■ PROBLEM:
Show all lines from the material that carry the word "arrow".

▬▬▬

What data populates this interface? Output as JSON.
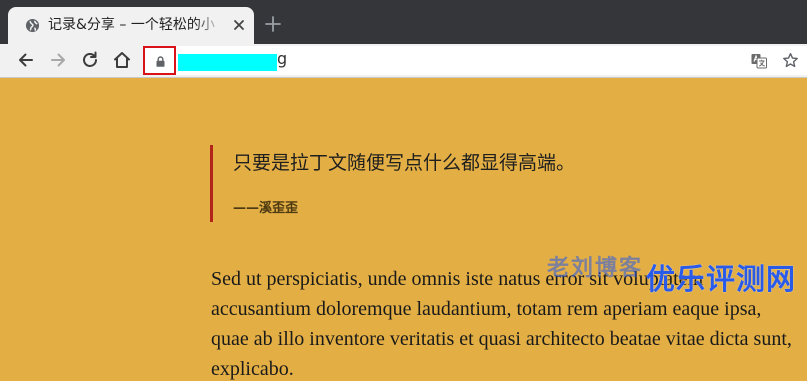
{
  "tab": {
    "title": "记录&分享 – 一个轻松的小",
    "favicon": "globe-icon",
    "close": "close-icon"
  },
  "new_tab": "plus-icon",
  "toolbar": {
    "back": "arrow-left-icon",
    "forward": "arrow-right-icon",
    "reload": "reload-icon",
    "home": "home-icon"
  },
  "omnibox": {
    "lock": "lock-icon",
    "url_tail": "g",
    "translate": "translate-icon",
    "bookmark": "star-icon"
  },
  "content": {
    "quote": "只要是拉丁文随便写点什么都显得高端。",
    "quote_author": "——溪歪歪",
    "paragraph": "Sed ut perspiciatis, unde omnis iste natus error sit voluptatem accusantium doloremque laudantium, totam rem aperiam eaque ipsa, quae ab illo inventore veritatis et quasi architecto beatae vitae dicta sunt, explicabo."
  },
  "watermarks": {
    "left": "老刘博客",
    "right": "优乐评测网"
  },
  "colors": {
    "page_background": "#e3af44",
    "quote_bar": "#b3241b",
    "url_redaction": "#00ffff",
    "highlight_box": "#d9121a",
    "watermark_blue": "#2a5be8"
  }
}
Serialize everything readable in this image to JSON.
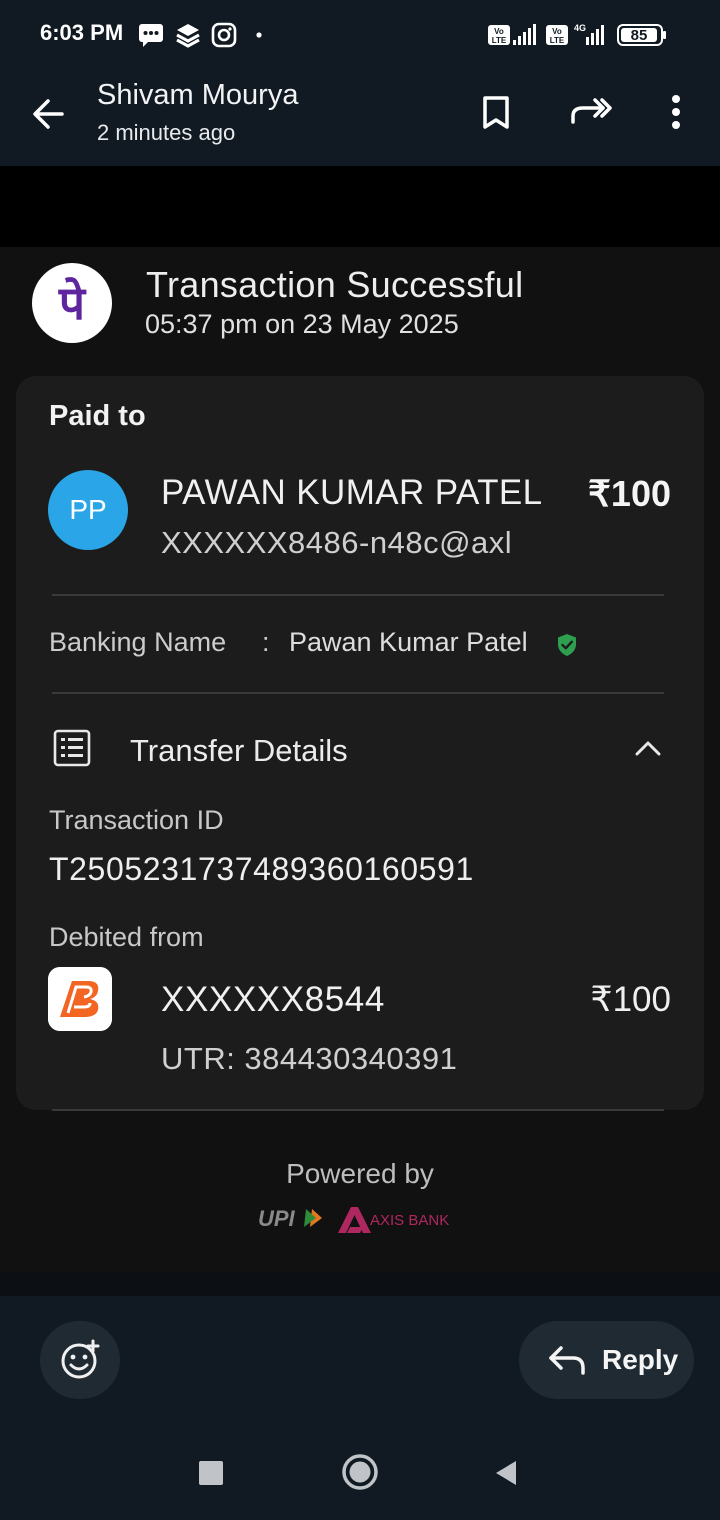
{
  "status_bar": {
    "time": "6:03 PM",
    "battery": "85",
    "network": "4G",
    "icons": [
      "message-icon",
      "layers-icon",
      "instagram-icon",
      "dot-icon",
      "volte-icon",
      "signal-icon",
      "volte-icon",
      "signal-4g-icon",
      "battery-icon"
    ]
  },
  "header": {
    "sender": "Shivam Mourya",
    "subtitle": "2 minutes ago",
    "actions": [
      "back-arrow-icon",
      "bookmark-icon",
      "forward-icon",
      "more-vertical-icon"
    ]
  },
  "transaction": {
    "title": "Transaction Successful",
    "datetime": "05:37 pm on 23 May 2025",
    "app_logo_glyph": "पे",
    "paid_to_label": "Paid to",
    "payee_initials": "PP",
    "payee_name": "PAWAN KUMAR PATEL",
    "payee_amount": "₹100",
    "payee_vpa": "XXXXXX8486-n48c@axl",
    "banking_name_label": "Banking Name",
    "banking_name_sep": ":",
    "banking_name": "Pawan Kumar Patel",
    "transfer_details_label": "Transfer Details",
    "transaction_id_label": "Transaction ID",
    "transaction_id": "T2505231737489360160591",
    "debited_from_label": "Debited from",
    "debit_account": "XXXXXX8544",
    "debit_amount": "₹100",
    "utr": "UTR: 384430340391",
    "powered_by": "Powered by",
    "upi_mark": "UPI",
    "bank_partner": "AXIS BANK"
  },
  "reply_bar": {
    "reply_label": "Reply"
  },
  "colors": {
    "phonepe_purple": "#5f259f",
    "avatar_blue": "#2aa6e8",
    "verified_green": "#2e9e4f",
    "axis_maroon": "#ae275f",
    "bob_orange": "#f26522"
  }
}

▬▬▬

■ COMPLETED TASK:
    "back": "arrow-left-icon",
    "forward": "arrow-right-icon",
      "back-arrow-icon",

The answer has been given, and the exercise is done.